*. As a final point on the question of why they would want to keep the remake so close to the original there is the fact that all of the signature scenes from thirty years earlier are just repeated here, without finding any way to improve on them. Damien’s freakout in the car going to church is just done through rapid editing. The trip to the zoo is more a trip the mall with some apes improbably in glass cages. Except for one gorilla they don’t seem too upset. Father Brennan is speared again with a falling lightning rod, the only difference being that the rod smashes through some stained glass first.
*. Then there’s the decapitation scene, which by the time it comes was about the only thing that had me still interested. I guess it’s neatly done, in a sort of Rube Goldberg-Final Destination sort of way. But still not up to the original.
*. I wouldn’t suggest it as a general rule, but still: anytime a horror movie indulges this much thunder and lightning you start to think it’s in trouble, trying to give itself any extra support it can get.
*. A good cast. I was wondering what happened to Julia Stiles. I hadn’t seen her in anything since all the Shakespeare adaptations she’d been in a few years earlier. Liev Schreiber does his best. Mia Farrow, the devil’s mother, is back as the devil’s nanny. Ha-ha. She’s good, but I’d still give the nod to Billie Whitelaw. David Thewlis is still getting hyped on the number of the beast. I wonder if they considered having him do the same routine he did in Naked. Would that have been too obvious? Pete Postlethwaite steals every scene as Father Brennan. Seamus Davey-Fitzpatrick not saying much but looking more consciously evil than Harvey Stephens (who shows up here in a cameo as a reporter).

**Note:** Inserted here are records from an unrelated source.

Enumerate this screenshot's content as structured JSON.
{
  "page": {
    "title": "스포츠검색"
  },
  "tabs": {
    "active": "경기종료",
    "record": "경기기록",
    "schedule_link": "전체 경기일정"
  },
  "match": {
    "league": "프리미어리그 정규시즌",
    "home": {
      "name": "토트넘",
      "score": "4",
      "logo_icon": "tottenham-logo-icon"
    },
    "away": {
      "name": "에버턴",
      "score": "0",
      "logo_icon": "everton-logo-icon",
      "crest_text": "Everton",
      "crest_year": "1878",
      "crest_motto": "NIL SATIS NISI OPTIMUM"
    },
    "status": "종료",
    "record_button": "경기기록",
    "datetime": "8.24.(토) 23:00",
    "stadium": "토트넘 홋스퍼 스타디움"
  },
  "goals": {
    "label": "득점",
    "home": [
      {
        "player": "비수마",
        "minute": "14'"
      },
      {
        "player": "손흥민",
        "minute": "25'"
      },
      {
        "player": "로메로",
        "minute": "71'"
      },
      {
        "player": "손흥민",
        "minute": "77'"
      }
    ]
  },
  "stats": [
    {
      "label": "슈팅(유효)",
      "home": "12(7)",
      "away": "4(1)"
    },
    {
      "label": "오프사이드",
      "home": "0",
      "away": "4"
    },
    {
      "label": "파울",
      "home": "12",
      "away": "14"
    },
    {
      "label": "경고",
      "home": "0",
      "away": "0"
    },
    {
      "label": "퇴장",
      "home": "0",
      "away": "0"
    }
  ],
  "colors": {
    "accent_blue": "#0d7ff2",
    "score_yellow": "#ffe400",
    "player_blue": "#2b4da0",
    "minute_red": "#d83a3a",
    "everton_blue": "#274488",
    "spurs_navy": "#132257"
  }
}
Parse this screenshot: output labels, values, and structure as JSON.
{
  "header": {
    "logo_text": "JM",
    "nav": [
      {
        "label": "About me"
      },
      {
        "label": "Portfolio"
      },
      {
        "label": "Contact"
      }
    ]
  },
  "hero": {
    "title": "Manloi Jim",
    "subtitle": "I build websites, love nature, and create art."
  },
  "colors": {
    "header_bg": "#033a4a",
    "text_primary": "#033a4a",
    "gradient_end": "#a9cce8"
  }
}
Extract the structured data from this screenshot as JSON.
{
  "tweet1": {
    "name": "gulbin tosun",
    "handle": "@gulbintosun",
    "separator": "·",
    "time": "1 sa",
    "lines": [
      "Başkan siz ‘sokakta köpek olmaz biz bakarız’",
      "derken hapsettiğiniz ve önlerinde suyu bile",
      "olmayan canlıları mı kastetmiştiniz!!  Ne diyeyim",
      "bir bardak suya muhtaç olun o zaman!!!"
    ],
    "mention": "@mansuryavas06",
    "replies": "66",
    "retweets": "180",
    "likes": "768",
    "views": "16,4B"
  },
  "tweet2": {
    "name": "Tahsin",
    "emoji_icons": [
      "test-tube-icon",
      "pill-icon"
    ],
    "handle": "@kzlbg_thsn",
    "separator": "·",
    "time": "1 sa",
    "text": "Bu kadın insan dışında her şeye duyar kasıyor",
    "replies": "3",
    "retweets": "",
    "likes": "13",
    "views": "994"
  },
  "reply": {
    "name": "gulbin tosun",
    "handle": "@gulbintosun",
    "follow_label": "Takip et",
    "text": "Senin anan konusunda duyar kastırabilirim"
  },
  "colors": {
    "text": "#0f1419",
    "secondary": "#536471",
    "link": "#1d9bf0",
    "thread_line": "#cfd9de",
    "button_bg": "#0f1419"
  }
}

*. I wouldn’t call this movie a disaster, though at the same time I can’t think of a single thing it does better than the original, which was, in turn, only a happy bit of a trash. Well, maybe the way Miss Baylock kills Damien’s mom in the hospital. That’s properly sickening. But as far as sequels go this was, along with most of the other horror resets coming out at the same time, stillborn. Surely there’s a message here that we may not have needed any of these franchise offspring. It did, however, make a lot of money so I suppose we haven’t seen the last of this devil yet.